Increased 179 Deductions For Equipment and Vehicle Purchases
If you purchased new or used business equipment in 2021, you could qualify for a deduction of up to $1.05 million (up from $1.04 million in 2020). The deduction is available under Section 179, which allows you to write off the entire amount you pay for qualified business equipment in a single year, rather than depreciating it over multiple years.
Most business property, such as office furniture, computers, software, machinery, and office equipment, will qualify. The deduction can also be applied to SUVs, pickups, vans, and other vehicles weighing more than 6,000 pounds. Section 179 now also includes building improvements like HVAC, elevators, and security systems, Real estate, however, does not qualify.
To take the deduction, the property must be purchased and put into use during 2021, and it must be used more than 50% of the time for business purposes. The provision caps total equipment purchases for the year at $2.62 million (up from $2.59 million in 2020). Once you spend $2.62 million, the deduction is phased out on a dollar-for-dollar basis, and it totally phases out once you hit $3.67 million.
That said, if you made equipment purchases in 2021 that exceeded the $3.67 million limit, you may still use bonus depreciation on the amount above the Section 179 cap. Bonus depreciation remains at 100% through 2022. From there, bonus depreciation decreases by 20% each year until it totally phases out at the end of 2026.
If you made significant equipment purchases in 2021 or plan to make them in 2022, meet with us, so we can work with you and your CPA to ensure you are maximizing all of your deductions for such major capital investments.
Deduct The Cost Of Your Business Insurance Policies
Most every business takes out some form of business insurance to protect against a variety of threats and liabilities. Yet, many business owners don't realize or simply forget that you can deduct 100% of the cost of most types of business insurance from your federal income taxes. The most common forms of business insurance that qualify for the 100% deduction include the following:
- Health insurance
- General liability insurance
- Commercial property insurance
- Business interruption insurance

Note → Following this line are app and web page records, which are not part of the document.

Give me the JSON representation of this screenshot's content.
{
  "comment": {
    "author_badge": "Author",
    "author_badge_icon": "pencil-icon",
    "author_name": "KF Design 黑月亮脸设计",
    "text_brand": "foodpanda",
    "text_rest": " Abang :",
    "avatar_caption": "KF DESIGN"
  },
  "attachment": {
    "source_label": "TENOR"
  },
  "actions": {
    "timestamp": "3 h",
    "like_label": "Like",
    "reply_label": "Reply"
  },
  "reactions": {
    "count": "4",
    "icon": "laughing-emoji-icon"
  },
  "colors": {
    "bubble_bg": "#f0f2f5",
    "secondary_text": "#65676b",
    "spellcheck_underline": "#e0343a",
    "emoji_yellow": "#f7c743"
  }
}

- Professional liability/Malpractice insurance
- Cybersecurity insurance
- Worker's compensation insurance
- Vehicle insurance
Note that while most forms of business insurance are tax-deductible, life insurance premiums are generally not deductible. There are a few exceptions, such as when you pay for your employee's life insurance premiums, which can be written off as a business expense, but even this comes with limitations
In this case, deductions can only be applied to premiums paid for the first $50,000 of coverage for each employee, and you are not permitted to deduct the premiums if you or the company benefit from the policy. Since it can be tricky to figure out when life insurance is deductible, meet with us, to find out whether or not your policies would qualify.
QBI Deduction For Pass-Through Income Still Available—And With Higher Income Limits
The Section 199A Qualified Business Income (QBI) Deduction is still available for 2021. Starting in 2018 and running through 2025, this provision allows qualifying business owners to take a straight 20% deduction on their net business income for the year. And this deduction is in addition to any ordinary business-expense deductions you might have.
To qualify, your business must be set up as a “pass-through” entity, meaning your company's taxes pass through and are paid at your personal income tax rate. This business structure includes sole proprietorships, partnerships, limited liability companies (LLC), and S corporations—basically, all businesses except C corporations and LLCs taxed as corporations.
The deduction does have some restrictions, including for specific types of service businesses like law practices and accounting firms, and it begins to phase out at higher income levels. For 2021, the deduction begins to phase out once your taxable income surpasses $164,900 if single and $329,800 if married and filing jointly. The tax break completely phases out once your income reaches $214,900 for individuals and $429,800 for joint filers.